If you are about to retire from the military...

...or have done so recently - buy this book.

What book?

The Military Advantage, by Chris Michel (even is he *is* a Squid).

You may have seen the book in your email lately if you get the email updates from Military.com.

First up - the caveat. I got this as a review copy from the publisher, though it came without any requirement to read, much less endorse and review. They asked, I said yes, it showed up. It's good to be the Armorer. I now have those privileges with *two* publishers. Now if I could only score the real Geek Military presses like Greenhill and St. Martins, among others. I've got a few more book reviews in the works, I'll let you know which ones were free to me, vice ones I paid for.

I read it. And I honestly wish that I had had this book before I retired. I'm sure the info contained in this book was out there - but when I was looking for it, it wasn't in one, easy to read, and MOST IMPORTANTLY CROSS-REFERENCED, one-stop-shop.

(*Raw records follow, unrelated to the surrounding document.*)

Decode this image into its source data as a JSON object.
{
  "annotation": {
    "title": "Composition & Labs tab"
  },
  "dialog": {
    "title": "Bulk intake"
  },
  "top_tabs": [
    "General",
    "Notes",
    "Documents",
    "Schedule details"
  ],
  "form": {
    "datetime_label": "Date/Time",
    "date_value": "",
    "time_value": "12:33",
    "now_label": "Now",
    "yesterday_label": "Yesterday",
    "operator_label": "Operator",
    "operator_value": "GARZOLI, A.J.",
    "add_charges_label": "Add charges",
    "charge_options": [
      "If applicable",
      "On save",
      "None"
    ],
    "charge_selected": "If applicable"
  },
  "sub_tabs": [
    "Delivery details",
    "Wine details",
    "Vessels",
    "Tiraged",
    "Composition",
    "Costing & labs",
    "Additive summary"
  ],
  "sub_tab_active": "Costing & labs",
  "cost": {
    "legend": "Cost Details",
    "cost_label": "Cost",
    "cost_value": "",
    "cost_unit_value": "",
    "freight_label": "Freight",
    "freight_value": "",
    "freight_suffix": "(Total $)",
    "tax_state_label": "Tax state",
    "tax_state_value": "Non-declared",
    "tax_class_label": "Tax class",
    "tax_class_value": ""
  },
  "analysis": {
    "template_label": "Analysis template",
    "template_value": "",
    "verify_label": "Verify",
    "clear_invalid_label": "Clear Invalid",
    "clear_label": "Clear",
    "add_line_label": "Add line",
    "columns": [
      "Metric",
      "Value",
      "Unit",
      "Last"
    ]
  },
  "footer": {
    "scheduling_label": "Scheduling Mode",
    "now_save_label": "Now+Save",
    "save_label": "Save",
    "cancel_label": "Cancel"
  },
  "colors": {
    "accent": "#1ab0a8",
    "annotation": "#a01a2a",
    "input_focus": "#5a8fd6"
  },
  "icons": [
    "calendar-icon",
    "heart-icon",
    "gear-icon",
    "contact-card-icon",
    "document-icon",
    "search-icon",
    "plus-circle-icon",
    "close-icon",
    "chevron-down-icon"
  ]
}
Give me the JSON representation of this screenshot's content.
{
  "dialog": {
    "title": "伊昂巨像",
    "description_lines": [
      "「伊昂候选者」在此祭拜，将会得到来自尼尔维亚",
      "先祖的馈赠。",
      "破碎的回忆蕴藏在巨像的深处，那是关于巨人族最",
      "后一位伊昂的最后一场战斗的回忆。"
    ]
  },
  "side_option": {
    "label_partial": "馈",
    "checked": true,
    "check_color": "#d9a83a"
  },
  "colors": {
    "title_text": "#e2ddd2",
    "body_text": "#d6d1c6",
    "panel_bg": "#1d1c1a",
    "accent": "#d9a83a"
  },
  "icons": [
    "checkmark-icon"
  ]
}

This is especially true as an easy-to-read-and-follow description of the VA Disability application and adjudication process.

The book covers all aspects of the pluses of a military career (we know the minuses already, eh?), in an easy to read (and did I mention, cross-referenced?) manner. It's easy to navigate, written in Real Person, not Gov't Bureaucrat - and in a nod to modernity and the ever-changing landscape of military benefits... gives you a website and password to get the latest updates as Congress and the Executive either scurry to pander to the passion of the moment, or is pushed, kicking and screaming, into honoring agreements long promised and little acted upon. Or acted upon, badly.

The active duty warrior or their spouse will find much useful here, especially if you are getting an assignment away from a major military installation and have to navigate the mysteries of TRICARE.

The Military Advantage, by Chris Michel. Published by Simon and Schuster. 389pps, $20.00 on the cover, $13.60 online at Amazon, I dunno what the PX is going to charge for it.

UPDATE: ARGGHHH!!! I was in a rush this morning, and saved the wrong version of this post. That error led to this question in the comments:

Sounds like a great resource. Would this also be useful to those leaving the military after 8-10 years, who I presume are not actually "retiring"?

The missing part is this:

This genesis for this book was Michel's experience when transitioning from active duty to the reserve. He had specific benefit questions, and when he asked a crusty old CPO, he got a concise, complete answer - unavailable anywhere else.

So Michel decided to become that "anywhere else." Thus, this tome. Yes, this book is a good reference for those entering the service, changing components, and as a "stay behind" reference for family members whose Warrior is deployed, not just us useless old farts who are know just a drag on the Defense budget providing no value added (good work if you can get it, though).

As I said, The Armorer was in a rush this morning, and regrets the error...